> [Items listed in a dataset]
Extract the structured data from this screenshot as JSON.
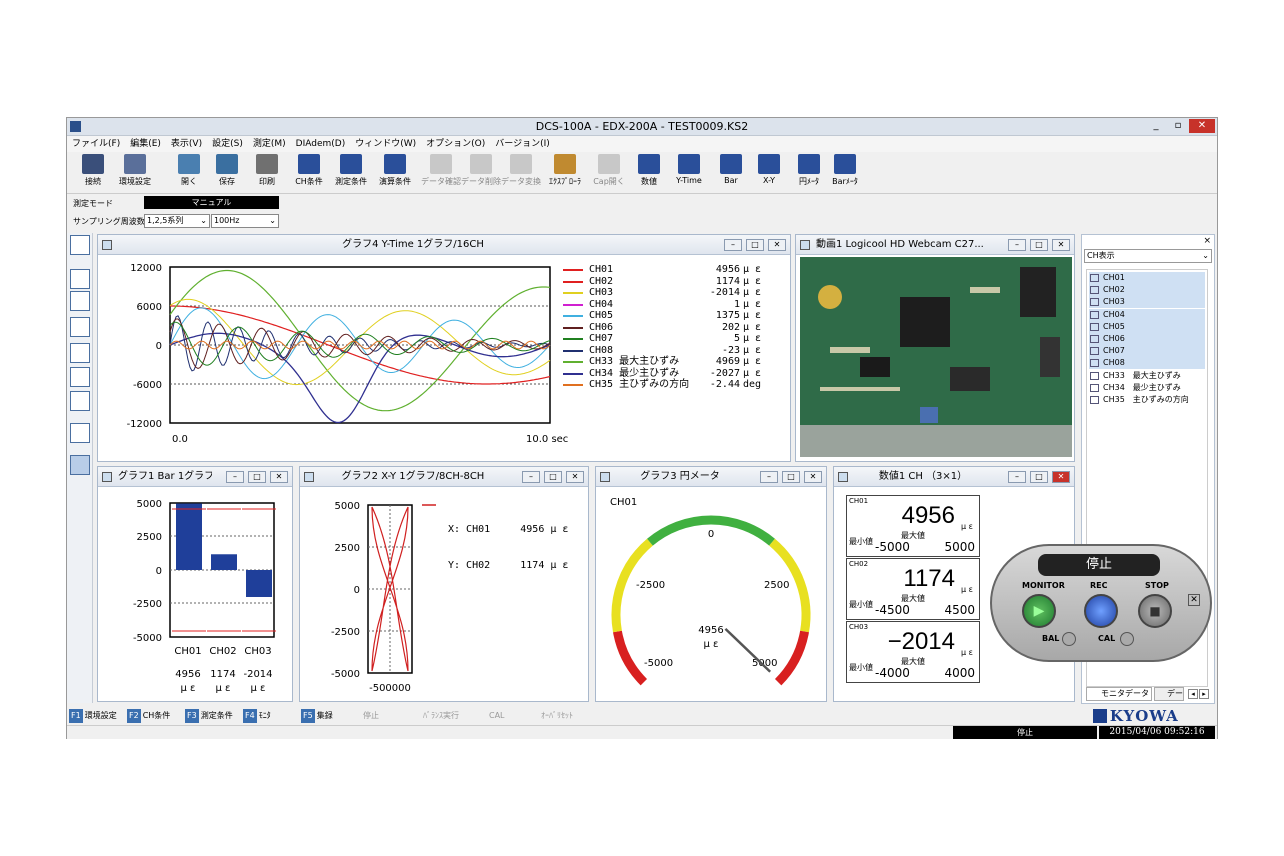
{
  "window": {
    "title": "DCS-100A - EDX-200A - TEST0009.KS2"
  },
  "menu": [
    "ファイル(F)",
    "編集(E)",
    "表示(V)",
    "設定(S)",
    "測定(M)",
    "DIAdem(D)",
    "ウィンドウ(W)",
    "オプション(O)",
    "バージョン(I)"
  ],
  "toolbar": [
    {
      "label": "接続",
      "icon": "connect-icon"
    },
    {
      "label": "環境設定",
      "icon": "environment-icon"
    },
    {
      "label": "開く",
      "icon": "open-icon"
    },
    {
      "label": "保存",
      "icon": "save-icon"
    },
    {
      "label": "印刷",
      "icon": "print-icon"
    },
    {
      "label": "CH条件",
      "icon": "ch-icon"
    },
    {
      "label": "測定条件",
      "icon": "mode-icon"
    },
    {
      "label": "演算条件",
      "icon": "calc-icon"
    },
    {
      "label": "データ確認",
      "icon": "data-check-icon"
    },
    {
      "label": "データ削除",
      "icon": "data-delete-icon"
    },
    {
      "label": "データ変換",
      "icon": "data-convert-icon"
    },
    {
      "label": "ｴｸｽﾌﾟﾛｰﾗ",
      "icon": "explorer-icon"
    },
    {
      "label": "Cap開く",
      "icon": "cap-open-icon"
    },
    {
      "label": "数値",
      "icon": "numeric-icon"
    },
    {
      "label": "Y-Time",
      "icon": "y-time-icon"
    },
    {
      "label": "Bar",
      "icon": "bar-icon"
    },
    {
      "label": "X-Y",
      "icon": "xy-icon"
    },
    {
      "label": "円ﾒｰﾀ",
      "icon": "circle-meter-icon"
    },
    {
      "label": "Barﾒｰﾀ",
      "icon": "bar-meter-icon"
    }
  ],
  "mode": {
    "label": "測定モード",
    "value": "マニュアル",
    "sampling_label": "サンプリング周波数",
    "series": "1,2,5系列",
    "freq": "100Hz"
  },
  "graph4": {
    "title": "グラフ4 Y-Time 1グラフ/16CH",
    "yticks": [
      "12000",
      "6000",
      "0",
      "-6000",
      "-12000"
    ],
    "xstart": "0.0",
    "xend": "10.0 sec",
    "legend": [
      {
        "name": "CH01",
        "value": "4956",
        "unit": "μ ε",
        "color": "#e02020"
      },
      {
        "name": "CH02",
        "value": "1174",
        "unit": "μ ε",
        "color": "#e02020"
      },
      {
        "name": "CH03",
        "value": "-2014",
        "unit": "μ ε",
        "color": "#e0d020"
      },
      {
        "name": "CH04",
        "value": "1",
        "unit": "μ ε",
        "color": "#d020d0"
      },
      {
        "name": "CH05",
        "value": "1375",
        "unit": "μ ε",
        "color": "#40b0e0"
      },
      {
        "name": "CH06",
        "value": "202",
        "unit": "μ ε",
        "color": "#602020"
      },
      {
        "name": "CH07",
        "value": "5",
        "unit": "μ ε",
        "color": "#208020"
      },
      {
        "name": "CH08",
        "value": "-23",
        "unit": "μ ε",
        "color": "#203070"
      },
      {
        "name": "CH33 最大主ひずみ",
        "value": "4969",
        "unit": "μ ε",
        "color": "#60b030"
      },
      {
        "name": "CH34 最少主ひずみ",
        "value": "-2027",
        "unit": "μ ε",
        "color": "#303090"
      },
      {
        "name": "CH35 主ひずみの方向",
        "value": "-2.44",
        "unit": "deg",
        "color": "#e07020"
      }
    ]
  },
  "video": {
    "title": "動画1 Logicool HD Webcam C27..."
  },
  "graph1": {
    "title": "グラフ1 Bar 1グラフ...",
    "yticks": [
      "5000",
      "2500",
      "0",
      "-2500",
      "-5000"
    ],
    "cats": [
      "CH01",
      "CH02",
      "CH03"
    ],
    "values": [
      "4956",
      "1174",
      "-2014"
    ],
    "unit": "μ ε"
  },
  "graph2": {
    "title": "グラフ2 X-Y 1グラフ/8CH-8CH",
    "yticks": [
      "5000",
      "2500",
      "0",
      "-2500",
      "-5000"
    ],
    "xticks": "-500000",
    "legend": [
      {
        "axis": "X: CH01",
        "value": "4956",
        "unit": "μ ε"
      },
      {
        "axis": "Y: CH02",
        "value": "1174",
        "unit": "μ ε"
      }
    ]
  },
  "graph3": {
    "title": "グラフ3 円メータ",
    "ch": "CH01",
    "ticks": [
      "0",
      "-2500",
      "2500",
      "-5000",
      "5000"
    ],
    "value": "4956",
    "unit": "μ ε"
  },
  "numeric": {
    "title": "数値1 CH （3×1）",
    "min_label": "最小値",
    "max_label": "最大値",
    "unit": "μ ε",
    "items": [
      {
        "ch": "CH01",
        "value": "4956",
        "min": "-5000",
        "max": "5000"
      },
      {
        "ch": "CH02",
        "value": "1174",
        "min": "-4500",
        "max": "4500"
      },
      {
        "ch": "CH03",
        "value": "−2014",
        "min": "-4000",
        "max": "4000"
      }
    ]
  },
  "rightpanel": {
    "dropdown": "CH表示",
    "items": [
      "CH01",
      "CH02",
      "CH03",
      "CH04",
      "CH05",
      "CH06",
      "CH07",
      "CH08",
      "CH33　最大主ひずみ",
      "CH34　最少主ひずみ",
      "CH35　主ひずみの方向"
    ],
    "tab1": "モニタデータ",
    "tab2": "デー"
  },
  "recorder": {
    "status": "停止",
    "monitor": "MONITOR",
    "rec": "REC",
    "stop": "STOP",
    "bal": "BAL",
    "cal": "CAL"
  },
  "fkeys": [
    {
      "key": "F1",
      "label": "環境設定",
      "enabled": true
    },
    {
      "key": "F2",
      "label": "CH条件",
      "enabled": true
    },
    {
      "key": "F3",
      "label": "測定条件",
      "enabled": true
    },
    {
      "key": "F4",
      "label": "ﾓﾆﾀ",
      "enabled": true
    },
    {
      "key": "F5",
      "label": "集録",
      "enabled": true
    },
    {
      "key": "",
      "label": "停止",
      "enabled": false
    },
    {
      "key": "",
      "label": "ﾊﾞﾗﾝｽ実行",
      "enabled": false
    },
    {
      "key": "",
      "label": "CAL",
      "enabled": false
    },
    {
      "key": "",
      "label": "ｵｰﾊﾞﾘｾｯﾄ",
      "enabled": false
    }
  ],
  "brand": "KYOWA",
  "statusbar": {
    "state": "停止",
    "datetime": "2015/04/06 09:52:16"
  }
}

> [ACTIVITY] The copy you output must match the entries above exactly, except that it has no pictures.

> [FINAL ANSWER]
Extract the structured data from this screenshot as JSON.
{
  "window": {
    "title": "DCS-100A - EDX-200A - TEST0009.KS2"
  },
  "menu": [
    "ファイル(F)",
    "編集(E)",
    "表示(V)",
    "設定(S)",
    "測定(M)",
    "DIAdem(D)",
    "ウィンドウ(W)",
    "オプション(O)",
    "バージョン(I)"
  ],
  "toolbar": [
    {
      "label": "接続",
      "icon": "connect-icon"
    },
    {
      "label": "環境設定",
      "icon": "environment-icon"
    },
    {
      "label": "開く",
      "icon": "open-icon"
    },
    {
      "label": "保存",
      "icon": "save-icon"
    },
    {
      "label": "印刷",
      "icon": "print-icon"
    },
    {
      "label": "CH条件",
      "icon": "ch-icon"
    },
    {
      "label": "測定条件",
      "icon": "mode-icon"
    },
    {
      "label": "演算条件",
      "icon": "calc-icon"
    },
    {
      "label": "データ確認",
      "icon": "data-check-icon"
    },
    {
      "label": "データ削除",
      "icon": "data-delete-icon"
    },
    {
      "label": "データ変換",
      "icon": "data-convert-icon"
    },
    {
      "label": "ｴｸｽﾌﾟﾛｰﾗ",
      "icon": "explorer-icon"
    },
    {
      "label": "Cap開く",
      "icon": "cap-open-icon"
    },
    {
      "label": "数値",
      "icon": "numeric-icon"
    },
    {
      "label": "Y-Time",
      "icon": "y-time-icon"
    },
    {
      "label": "Bar",
      "icon": "bar-icon"
    },
    {
      "label": "X-Y",
      "icon": "xy-icon"
    },
    {
      "label": "円ﾒｰﾀ",
      "icon": "circle-meter-icon"
    },
    {
      "label": "Barﾒｰﾀ",
      "icon": "bar-meter-icon"
    }
  ],
  "mode": {
    "label": "測定モード",
    "value": "マニュアル",
    "sampling_label": "サンプリング周波数",
    "series": "1,2,5系列",
    "freq": "100Hz"
  },
  "graph4": {
    "title": "グラフ4 Y-Time 1グラフ/16CH",
    "yticks": [
      "12000",
      "6000",
      "0",
      "-6000",
      "-12000"
    ],
    "xstart": "0.0",
    "xend": "10.0 sec",
    "legend": [
      {
        "name": "CH01",
        "value": "4956",
        "unit": "μ ε",
        "color": "#e02020"
      },
      {
        "name": "CH02",
        "value": "1174",
        "unit": "μ ε",
        "color": "#e02020"
      },
      {
        "name": "CH03",
        "value": "-2014",
        "unit": "μ ε",
        "color": "#e0d020"
      },
      {
        "name": "CH04",
        "value": "1",
        "unit": "μ ε",
        "color": "#d020d0"
      },
      {
        "name": "CH05",
        "value": "1375",
        "unit": "μ ε",
        "color": "#40b0e0"
      },
      {
        "name": "CH06",
        "value": "202",
        "unit": "μ ε",
        "color": "#602020"
      },
      {
        "name": "CH07",
        "value": "5",
        "unit": "μ ε",
        "color": "#208020"
      },
      {
        "name": "CH08",
        "value": "-23",
        "unit": "μ ε",
        "color": "#203070"
      },
      {
        "name": "CH33 最大主ひずみ",
        "value": "4969",
        "unit": "μ ε",
        "color": "#60b030"
      },
      {
        "name": "CH34 最少主ひずみ",
        "value": "-2027",
        "unit": "μ ε",
        "color": "#303090"
      },
      {
        "name": "CH35 主ひずみの方向",
        "value": "-2.44",
        "unit": "deg",
        "color": "#e07020"
      }
    ]
  },
  "video": {
    "title": "動画1 Logicool HD Webcam C27..."
  },
  "graph1": {
    "title": "グラフ1 Bar 1グラフ...",
    "yticks": [
      "5000",
      "2500",
      "0",
      "-2500",
      "-5000"
    ],
    "cats": [
      "CH01",
      "CH02",
      "CH03"
    ],
    "values": [
      "4956",
      "1174",
      "-2014"
    ],
    "unit": "μ ε"
  },
  "graph2": {
    "title": "グラフ2 X-Y 1グラフ/8CH-8CH",
    "yticks": [
      "5000",
      "2500",
      "0",
      "-2500",
      "-5000"
    ],
    "xticks": "-500000",
    "legend": [
      {
        "axis": "X: CH01",
        "value": "4956",
        "unit": "μ ε"
      },
      {
        "axis": "Y: CH02",
        "value": "1174",
        "unit": "μ ε"
      }
    ]
  },
  "graph3": {
    "title": "グラフ3 円メータ",
    "ch": "CH01",
    "ticks": [
      "0",
      "-2500",
      "2500",
      "-5000",
      "5000"
    ],
    "value": "4956",
    "unit": "μ ε"
  },
  "numeric": {
    "title": "数値1 CH （3×1）",
    "min_label": "最小値",
    "max_label": "最大値",
    "unit": "μ ε",
    "items": [
      {
        "ch": "CH01",
        "value": "4956",
        "min": "-5000",
        "max": "5000"
      },
      {
        "ch": "CH02",
        "value": "1174",
        "min": "-4500",
        "max": "4500"
      },
      {
        "ch": "CH03",
        "value": "−2014",
        "min": "-4000",
        "max": "4000"
      }
    ]
  },
  "rightpanel": {
    "dropdown": "CH表示",
    "items": [
      "CH01",
      "CH02",
      "CH03",
      "CH04",
      "CH05",
      "CH06",
      "CH07",
      "CH08",
      "CH33　最大主ひずみ",
      "CH34　最少主ひずみ",
      "CH35　主ひずみの方向"
    ],
    "tab1": "モニタデータ",
    "tab2": "デー"
  },
  "recorder": {
    "status": "停止",
    "monitor": "MONITOR",
    "rec": "REC",
    "stop": "STOP",
    "bal": "BAL",
    "cal": "CAL"
  },
  "fkeys": [
    {
      "key": "F1",
      "label": "環境設定",
      "enabled": true
    },
    {
      "key": "F2",
      "label": "CH条件",
      "enabled": true
    },
    {
      "key": "F3",
      "label": "測定条件",
      "enabled": true
    },
    {
      "key": "F4",
      "label": "ﾓﾆﾀ",
      "enabled": true
    },
    {
      "key": "F5",
      "label": "集録",
      "enabled": true
    },
    {
      "key": "",
      "label": "停止",
      "enabled": false
    },
    {
      "key": "",
      "label": "ﾊﾞﾗﾝｽ実行",
      "enabled": false
    },
    {
      "key": "",
      "label": "CAL",
      "enabled": false
    },
    {
      "key": "",
      "label": "ｵｰﾊﾞﾘｾｯﾄ",
      "enabled": false
    }
  ],
  "brand": "KYOWA",
  "statusbar": {
    "state": "停止",
    "datetime": "2015/04/06 09:52:16"
  }
}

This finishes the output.